That's just my personal opinion. Let's see what others have to say about it.
I had a friend that came up with a title and a few disconnected scenes. He was very “style” oriented. He was an artist and didn’t claim any ability to write or come up with a plot. He and I worked on trade.
I did my research and forced the title to fit into his initial genre, and took his scenes and made it into a coherent story. You see, style can come first and it can still work, but idea first is much easier.
I sent this question to Xolic from TCT and he had this to say
“An idea is more important to me, anyone can come up an amazing idea and create from that making that huge possibility of a new story or many stories
Style is a creative action on someone's art, everyone's art is unique in their own way.”
I love this dude! It’s always so cool to talk to him. he has SO many amazing books in the system. Check them out. You won't be disappointed.
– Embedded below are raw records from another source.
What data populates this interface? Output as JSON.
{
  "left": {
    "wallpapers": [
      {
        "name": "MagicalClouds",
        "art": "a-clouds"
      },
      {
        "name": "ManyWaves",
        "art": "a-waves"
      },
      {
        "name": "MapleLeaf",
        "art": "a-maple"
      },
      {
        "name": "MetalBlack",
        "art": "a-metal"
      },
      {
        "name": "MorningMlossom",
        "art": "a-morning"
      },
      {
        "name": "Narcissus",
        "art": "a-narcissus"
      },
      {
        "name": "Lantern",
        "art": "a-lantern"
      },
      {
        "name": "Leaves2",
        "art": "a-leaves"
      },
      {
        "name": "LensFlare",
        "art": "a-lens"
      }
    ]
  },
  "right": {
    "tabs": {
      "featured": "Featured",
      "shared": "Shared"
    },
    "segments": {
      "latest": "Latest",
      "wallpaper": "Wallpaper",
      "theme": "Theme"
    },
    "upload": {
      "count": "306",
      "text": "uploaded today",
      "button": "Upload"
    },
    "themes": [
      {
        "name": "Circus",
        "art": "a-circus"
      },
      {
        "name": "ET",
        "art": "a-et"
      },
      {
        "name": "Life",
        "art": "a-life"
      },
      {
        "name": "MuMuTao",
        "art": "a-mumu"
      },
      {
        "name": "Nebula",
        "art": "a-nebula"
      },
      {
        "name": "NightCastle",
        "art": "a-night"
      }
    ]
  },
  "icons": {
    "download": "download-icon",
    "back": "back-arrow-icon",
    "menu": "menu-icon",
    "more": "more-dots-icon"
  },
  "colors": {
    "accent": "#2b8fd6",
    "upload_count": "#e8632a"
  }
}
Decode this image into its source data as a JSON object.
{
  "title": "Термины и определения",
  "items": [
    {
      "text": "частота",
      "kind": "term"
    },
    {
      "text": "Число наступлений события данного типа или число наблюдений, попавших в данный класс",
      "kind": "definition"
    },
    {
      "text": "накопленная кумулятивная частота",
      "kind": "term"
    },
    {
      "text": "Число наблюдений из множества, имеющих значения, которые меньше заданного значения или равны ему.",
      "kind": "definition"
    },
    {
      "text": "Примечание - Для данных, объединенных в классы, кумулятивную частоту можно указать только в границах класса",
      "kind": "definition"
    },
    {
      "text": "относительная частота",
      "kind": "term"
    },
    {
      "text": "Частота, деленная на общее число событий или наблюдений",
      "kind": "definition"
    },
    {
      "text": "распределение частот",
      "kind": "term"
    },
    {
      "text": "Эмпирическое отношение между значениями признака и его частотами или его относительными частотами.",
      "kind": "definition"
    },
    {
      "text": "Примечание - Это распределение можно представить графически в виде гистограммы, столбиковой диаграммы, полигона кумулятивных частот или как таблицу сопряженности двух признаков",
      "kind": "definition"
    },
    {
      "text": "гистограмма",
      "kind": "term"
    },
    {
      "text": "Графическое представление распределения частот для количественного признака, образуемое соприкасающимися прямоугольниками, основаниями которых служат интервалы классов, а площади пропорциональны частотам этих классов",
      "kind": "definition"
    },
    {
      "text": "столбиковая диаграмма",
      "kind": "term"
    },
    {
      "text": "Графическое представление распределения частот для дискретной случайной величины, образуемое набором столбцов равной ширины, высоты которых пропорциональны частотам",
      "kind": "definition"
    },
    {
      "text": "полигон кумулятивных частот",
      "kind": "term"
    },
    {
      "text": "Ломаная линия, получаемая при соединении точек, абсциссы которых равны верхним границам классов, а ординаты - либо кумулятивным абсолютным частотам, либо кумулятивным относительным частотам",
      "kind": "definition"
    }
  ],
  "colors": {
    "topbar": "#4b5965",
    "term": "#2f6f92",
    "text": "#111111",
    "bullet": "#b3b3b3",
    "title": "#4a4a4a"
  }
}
Personal favorite is the Gorgothic Handbook.
I have noticed that there are a ton of really exceptional artists in various Facebook groups. I reach out to them all the time saying stuff like “I love your artwork. Can I ink it?” I usually get a yes.
We also offer quite a few tutorials here in the blog where we break down inking, penciling, setting up a page and the fundamentals of art.
Also, in our Marketplace, AntarcticPress also offers some epic books on How To. They have so many good ones from How To Draw & Fight Zombies, How to Draw Pirates, How To Draw Manga, and my personal favorite How NOT To Draw Manga!
Give them a look and see what you can create.
If you have any more questions, leave your questions in the comments or connect with CryptoComics. We would be happy to answer them for you. We are always willing to answer any comic-related questions as best as we can.
A special thanks to the creators that have generously contributed to this blog post and for those that have submitted their hard work and made the Marketplace what it is today. Your contributions have not gone unnoticed and we love you for it. Thank you. Please share these creators books and go in and give them a review.